    wp_set_post_tags($this->testPostId, 'excited', true);
    wp_set_post_tags($this->testPostId, 'angry', true);

    $result = getEmotionalizedContent($this->testPostId);

    $this->assertStringStartsWith(
        "THIS 👏 IS 👏 JUST 👏 SOME 👏 SAMPLE 👏 POST 👏 CONTENT",
        $result
    );
    $this->assertStringEndsWith("!", $result);
}

Running vendor/bin/phpunit again, you should see some success:

root@bc37c28f5d63:/var/www/html/wp-content/plugins/unit-testing-plugin# vendor/bin/phpunitPHPUnit 8.2.3 by Sebastian Bergmann and contributors.

....                                                                4 / 4 (100%)

Time: 3.44 seconds, Memory: 32.00 MB

OK (4 tests, 5 assertions)

Gr8 work. But as your tests grow, it’s likely that you’ll need to interact with posts throughout several different classes. So, let’s abstract a bit of this WordPress-specific stuff out into its own class that extends \PHPUnit\Framework\TestCase.

<?php 

namespace PluginTests;

class PostTestCase extends \PHPUnit\Framework\TestCase
{
    public $testPostId;
    
    public function setUp(): void
    {
        $this->testPostId = wp_insert_post([
            'post_title' => 'Sample Post',
            'post_content' => 'This is just some sample post content.'
        ]);
    }

    public function tearDown(): void
    {
        wp_delete_post($this->testPostId, true);
    }
}

Then, in our test class, we can extend this new helper class:

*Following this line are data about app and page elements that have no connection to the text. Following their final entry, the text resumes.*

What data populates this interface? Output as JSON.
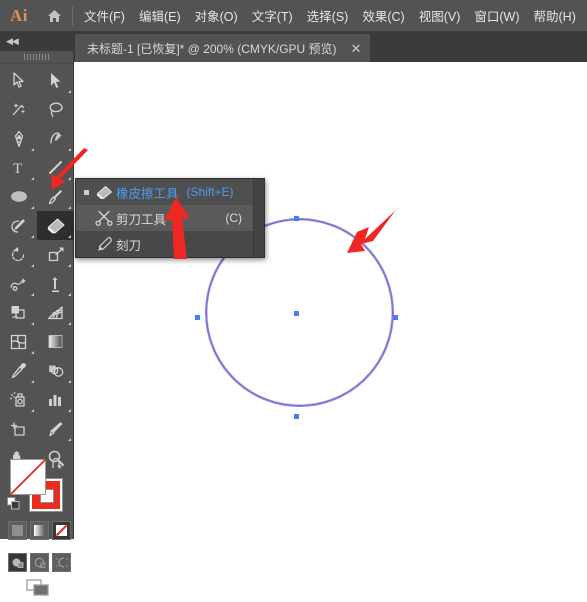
{
  "app": {
    "logo_text": "Ai",
    "home_icon": "home-icon"
  },
  "menubar": {
    "items": [
      {
        "label": "文件(F)"
      },
      {
        "label": "编辑(E)"
      },
      {
        "label": "对象(O)"
      },
      {
        "label": "文字(T)"
      },
      {
        "label": "选择(S)"
      },
      {
        "label": "效果(C)"
      },
      {
        "label": "视图(V)"
      },
      {
        "label": "窗口(W)"
      },
      {
        "label": "帮助(H)"
      }
    ]
  },
  "tabbar": {
    "document_title": "未标题-1 [已恢复]* @ 200% (CMYK/GPU 预览)",
    "close_label": "✕",
    "collapse_label": "◀◀"
  },
  "toolbar": {
    "tools": [
      {
        "name": "selection-tool",
        "label": "选择工具"
      },
      {
        "name": "direct-selection-tool",
        "label": "直接选择工具"
      },
      {
        "name": "magic-wand-tool",
        "label": "魔棒工具"
      },
      {
        "name": "lasso-tool",
        "label": "套索工具"
      },
      {
        "name": "pen-tool",
        "label": "钢笔工具"
      },
      {
        "name": "curvature-tool",
        "label": "曲率工具"
      },
      {
        "name": "type-tool",
        "label": "文字工具"
      },
      {
        "name": "line-segment-tool",
        "label": "直线段工具"
      },
      {
        "name": "ellipse-tool",
        "label": "椭圆工具"
      },
      {
        "name": "paintbrush-tool",
        "label": "画笔工具"
      },
      {
        "name": "shaper-pencil-tool",
        "label": "Shaper 工具"
      },
      {
        "name": "eraser-tool",
        "label": "橡皮擦工具"
      },
      {
        "name": "rotate-tool",
        "label": "旋转工具"
      },
      {
        "name": "scale-tool",
        "label": "比例缩放工具"
      },
      {
        "name": "width-tool",
        "label": "宽度工具"
      },
      {
        "name": "free-transform-tool",
        "label": "自由变换工具"
      },
      {
        "name": "shape-builder-tool",
        "label": "形状生成器工具"
      },
      {
        "name": "perspective-grid-tool",
        "label": "透视网格工具"
      },
      {
        "name": "mesh-tool",
        "label": "网格工具"
      },
      {
        "name": "gradient-tool",
        "label": "渐变工具"
      },
      {
        "name": "eyedropper-tool",
        "label": "吸管工具"
      },
      {
        "name": "blend-tool",
        "label": "混合工具"
      },
      {
        "name": "symbol-sprayer-tool",
        "label": "符号喷枪工具"
      },
      {
        "name": "column-graph-tool",
        "label": "柱形图工具"
      },
      {
        "name": "artboard-tool",
        "label": "画板工具"
      },
      {
        "name": "slice-tool",
        "label": "切片工具"
      },
      {
        "name": "hand-tool",
        "label": "抓手工具"
      },
      {
        "name": "zoom-tool",
        "label": "缩放工具"
      }
    ],
    "active_tool": "eraser-tool",
    "swatches": {
      "fill_color": "#ffffff",
      "fill_is_none": true,
      "stroke_color": "#ea2c1f",
      "swap_label": "swap-fill-stroke-icon",
      "default_label": "default-fill-stroke-icon"
    },
    "paint_modes": [
      {
        "name": "color-mode",
        "selected": false
      },
      {
        "name": "gradient-mode",
        "selected": false
      },
      {
        "name": "none-mode",
        "selected": true
      }
    ],
    "draw_modes": [
      {
        "name": "draw-normal",
        "selected": true
      },
      {
        "name": "draw-behind",
        "selected": false
      },
      {
        "name": "draw-inside",
        "selected": false
      }
    ],
    "screen_mode": {
      "name": "change-screen-mode"
    }
  },
  "flyout_menu": {
    "items": [
      {
        "name": "eraser-tool",
        "label": "橡皮擦工具",
        "shortcut": "(Shift+E)",
        "shortcut_position": "inline",
        "selected": true,
        "hovered": false,
        "has_submenu": false,
        "bulleted": true
      },
      {
        "name": "scissors-tool",
        "label": "剪刀工具",
        "shortcut": "(C)",
        "shortcut_position": "right",
        "selected": false,
        "hovered": true,
        "has_submenu": true,
        "bulleted": false
      },
      {
        "name": "knife-tool",
        "label": "刻刀",
        "shortcut": "",
        "shortcut_position": "right",
        "selected": false,
        "hovered": false,
        "has_submenu": false,
        "bulleted": false
      }
    ]
  },
  "canvas": {
    "background_color": "#ffffff",
    "shape": {
      "name": "ellipse-path",
      "type": "circle",
      "stroke_color": "#a1509c",
      "selection_color": "#4a7cf6",
      "anchors": [
        "top",
        "right",
        "bottom",
        "left",
        "center"
      ]
    }
  },
  "annotations": {
    "arrow_color": "#ee2722",
    "arrows": [
      {
        "name": "annotation-arrow-eraser-tool",
        "points_to": "eraser-tool"
      },
      {
        "name": "annotation-arrow-scissors-item",
        "points_to": "scissors-tool"
      },
      {
        "name": "annotation-arrow-circle-path",
        "points_to": "ellipse-path"
      }
    ]
  },
  "colors": {
    "chrome_bg": "#535353",
    "tab_bg": "#3b3b3b",
    "menu_bg": "#484848",
    "accent_blue": "#4f9af5",
    "logo_orange": "#d9905a"
  }
}
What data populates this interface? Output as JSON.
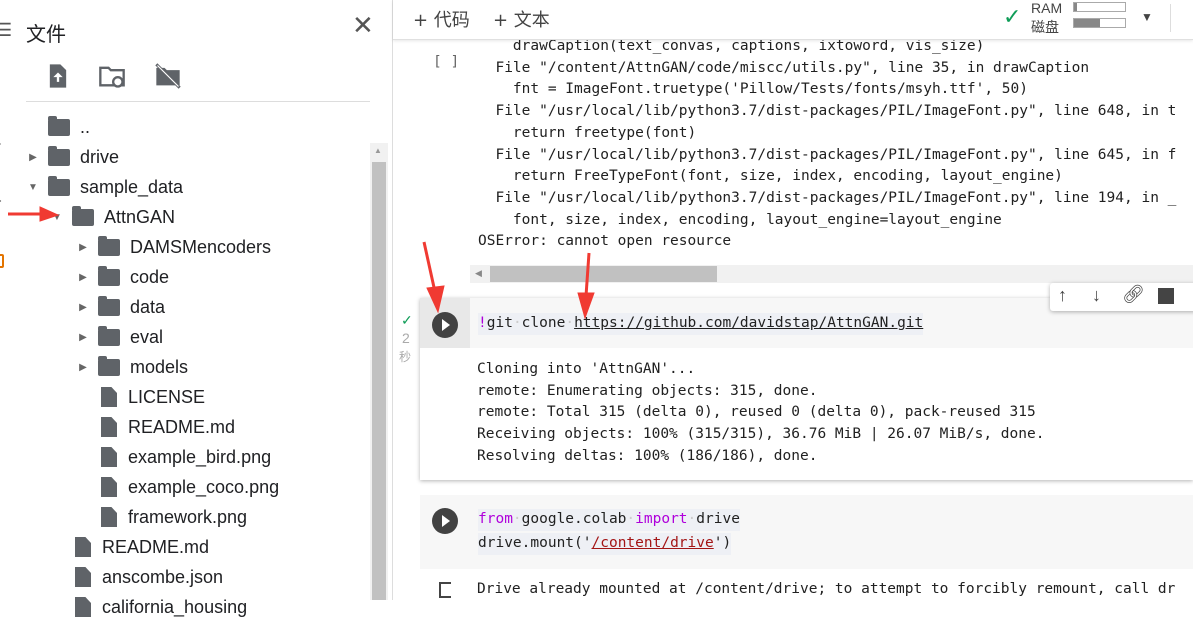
{
  "sidebar": {
    "title": "文件",
    "close": "✕",
    "tree": [
      {
        "label": "..",
        "type": "up",
        "level": 0
      },
      {
        "label": "drive",
        "type": "folder",
        "level": 0,
        "state": "collapsed"
      },
      {
        "label": "sample_data",
        "type": "folder",
        "level": 0,
        "state": "expanded"
      },
      {
        "label": "AttnGAN",
        "type": "folder",
        "level": 1,
        "state": "expanded"
      },
      {
        "label": "DAMSMencoders",
        "type": "folder",
        "level": 2,
        "state": "collapsed"
      },
      {
        "label": "code",
        "type": "folder",
        "level": 2,
        "state": "collapsed"
      },
      {
        "label": "data",
        "type": "folder",
        "level": 2,
        "state": "collapsed"
      },
      {
        "label": "eval",
        "type": "folder",
        "level": 2,
        "state": "collapsed"
      },
      {
        "label": "models",
        "type": "folder",
        "level": 2,
        "state": "collapsed"
      },
      {
        "label": "LICENSE",
        "type": "file",
        "level": 2
      },
      {
        "label": "README.md",
        "type": "file",
        "level": 2
      },
      {
        "label": "example_bird.png",
        "type": "file",
        "level": 2
      },
      {
        "label": "example_coco.png",
        "type": "file",
        "level": 2
      },
      {
        "label": "framework.png",
        "type": "file",
        "level": 2
      },
      {
        "label": "README.md",
        "type": "file",
        "level": 1
      },
      {
        "label": "anscombe.json",
        "type": "file",
        "level": 1
      },
      {
        "label": "california_housing",
        "type": "file",
        "level": 1
      }
    ]
  },
  "toolbar": {
    "add_code": "+ 代码",
    "add_text": "+ 文本",
    "ram": "RAM",
    "disk": "磁盘",
    "ram_usage": 0.05,
    "disk_usage": 0.5
  },
  "cell1": {
    "bracket": "[ ]",
    "output": [
      "    drawCaption(text_convas, captions, ixtoword, vis_size)",
      "  File \"/content/AttnGAN/code/miscc/utils.py\", line 35, in drawCaption",
      "    fnt = ImageFont.truetype('Pillow/Tests/fonts/msyh.ttf', 50)",
      "  File \"/usr/local/lib/python3.7/dist-packages/PIL/ImageFont.py\", line 648, in t",
      "    return freetype(font)",
      "  File \"/usr/local/lib/python3.7/dist-packages/PIL/ImageFont.py\", line 645, in f",
      "    return FreeTypeFont(font, size, index, encoding, layout_engine)",
      "  File \"/usr/local/lib/python3.7/dist-packages/PIL/ImageFont.py\", line 194, in _",
      "    font, size, index, encoding, layout_engine=layout_engine",
      "OSError: cannot open resource"
    ]
  },
  "cell2": {
    "status": "✓",
    "time": "2",
    "time_unit": "秒",
    "code_bang": "!",
    "code_cmd": "git",
    "code_arg": "clone",
    "code_url": "https://github.com/davidstap/AttnGAN.git",
    "output": [
      "Cloning into 'AttnGAN'...",
      "remote: Enumerating objects: 315, done.",
      "remote: Total 315 (delta 0), reused 0 (delta 0), pack-reused 315",
      "Receiving objects: 100% (315/315), 36.76 MiB | 26.07 MiB/s, done.",
      "Resolving deltas: 100% (186/186), done."
    ]
  },
  "cell3": {
    "kw_from": "from",
    "mod": "google.colab",
    "kw_import": "import",
    "name": "drive",
    "line2_pre": "drive.mount('",
    "line2_str": "/content/drive",
    "line2_post": "')",
    "output": "Drive already mounted at /content/drive; to attempt to forcibly remount, call dr"
  },
  "colors": {
    "accent": "#1a73e8",
    "annotation": "#f03a32",
    "keyword": "#af00db",
    "string": "#a31515"
  }
}
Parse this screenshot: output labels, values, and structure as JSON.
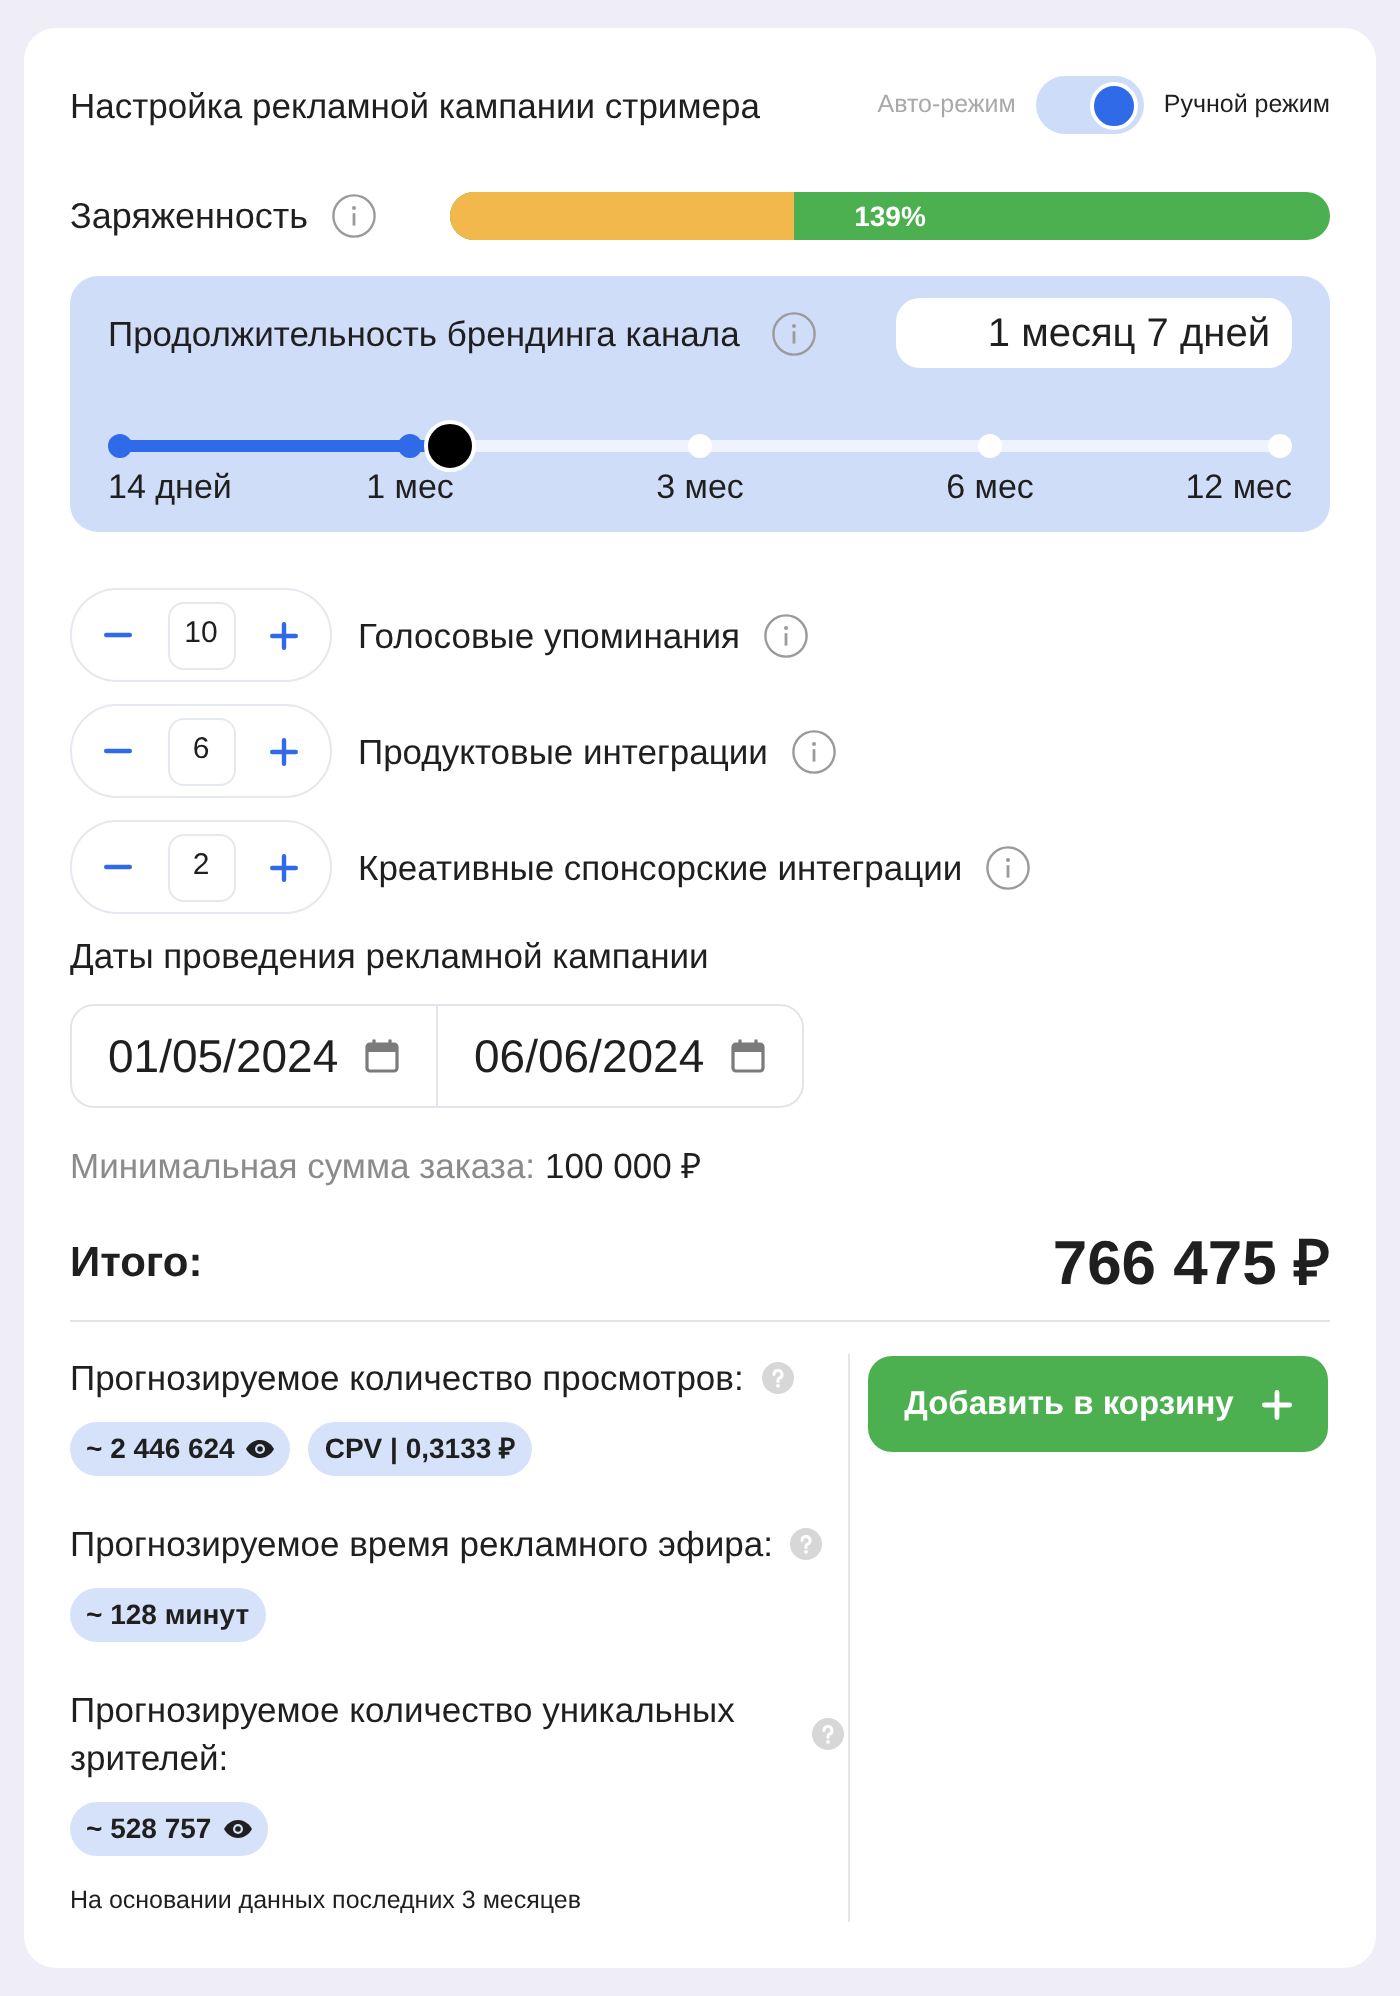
{
  "header": {
    "title": "Настройка рекламной кампании стримера",
    "mode_switch": {
      "off_label": "Авто-режим",
      "on_label": "Ручной режим",
      "on": true
    }
  },
  "charge": {
    "label": "Заряженность",
    "level": 0.39,
    "reading": "139%"
  },
  "branding": {
    "label": "Продолжительность брендинга канала",
    "value": "1 месяц 7 дней",
    "slider": {
      "level": 0.284,
      "ticks": [
        "14 дней",
        "1 мес",
        "3 мес",
        "6 мес",
        "12 мес"
      ]
    }
  },
  "counters": [
    {
      "value": "10",
      "label": "Голосовые упоминания"
    },
    {
      "value": "6",
      "label": "Продуктовые интеграции"
    },
    {
      "value": "2",
      "label": "Креативные спонсорские интеграции"
    }
  ],
  "dates": {
    "label": "Даты проведения рекламной кампании",
    "start": "01/05/2024",
    "end": "06/06/2024"
  },
  "minimum": {
    "label": "Минимальная сумма заказа:",
    "value": "100 000 ₽"
  },
  "total": {
    "label": "Итого:",
    "value": "766 475 ₽"
  },
  "forecasts": [
    {
      "label": "Прогнозируемое количество просмотров:",
      "chips": [
        {
          "kind": "views",
          "text": "~ 2 446 624"
        },
        {
          "kind": "plain",
          "text": "CPV | 0,3133 ₽"
        }
      ]
    },
    {
      "label": "Прогнозируемое время рекламного эфира:",
      "chips": [
        {
          "kind": "plain",
          "text": "~ 128 минут"
        }
      ]
    },
    {
      "label": "Прогнозируемое количество уникальных зрителей:",
      "chips": [
        {
          "kind": "views",
          "text": "~ 528 757"
        }
      ]
    }
  ],
  "footnote": "На основании данных последних 3 месяцев",
  "cart_button": {
    "label": "Добавить в корзину"
  }
}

-class SomePostTest extends \PHPUnit\Framework\TestCase
+class SomePostTest extends \PluginTests\PostTestCase

Thanks to that bit of autoloading configuration we did earlier, we don’t need to include our new helper class — it happens automatically, out of sight. And as a result, from here on out, we can easily access $this->testPostId and any other resource we choose to make available in PostTestCase, rather than handling all of the setup and cleanup within our individual test classes.

As the need arises, you can create your own different test cases from which to extend, perhaps based on the type of resource you need. For example, a \PluginTests\UserTestCase might be good to have in order to easily test code pertaining to WordPress user objects.

Yeah, Trade-Offs Exist

The value this entire approach gives is (hopefully) a quicker path to start writing tests in WordPress. That said, there are some trade-offs that come along it. For example:

  • If you’re not careful in how you clean up the data you create when running tests, your local DB could get pretty muddy. In many cases, it might be better to manually create a test DB and point your application to that while testing. I’m sure there’s some clever programmatic way to do this with the setup I’ve explained, but I haven’t explored those waters much.
  • You miss out on the features included with the WordPress-recommended test suite setup. Yeah, a lot of this would be nice to be able to leverage, but I’ve found that I don’t need much in order to set up valuable tests for my code using this simplified approach here. That could change at any given moment, but until that happens, I’m good with this being sacrificed.

Feedback: Whatcha Got?

If you’ve got some tips to improve this whole setup without losing its relative simplicity, share them! At any rate, hope this is helpful.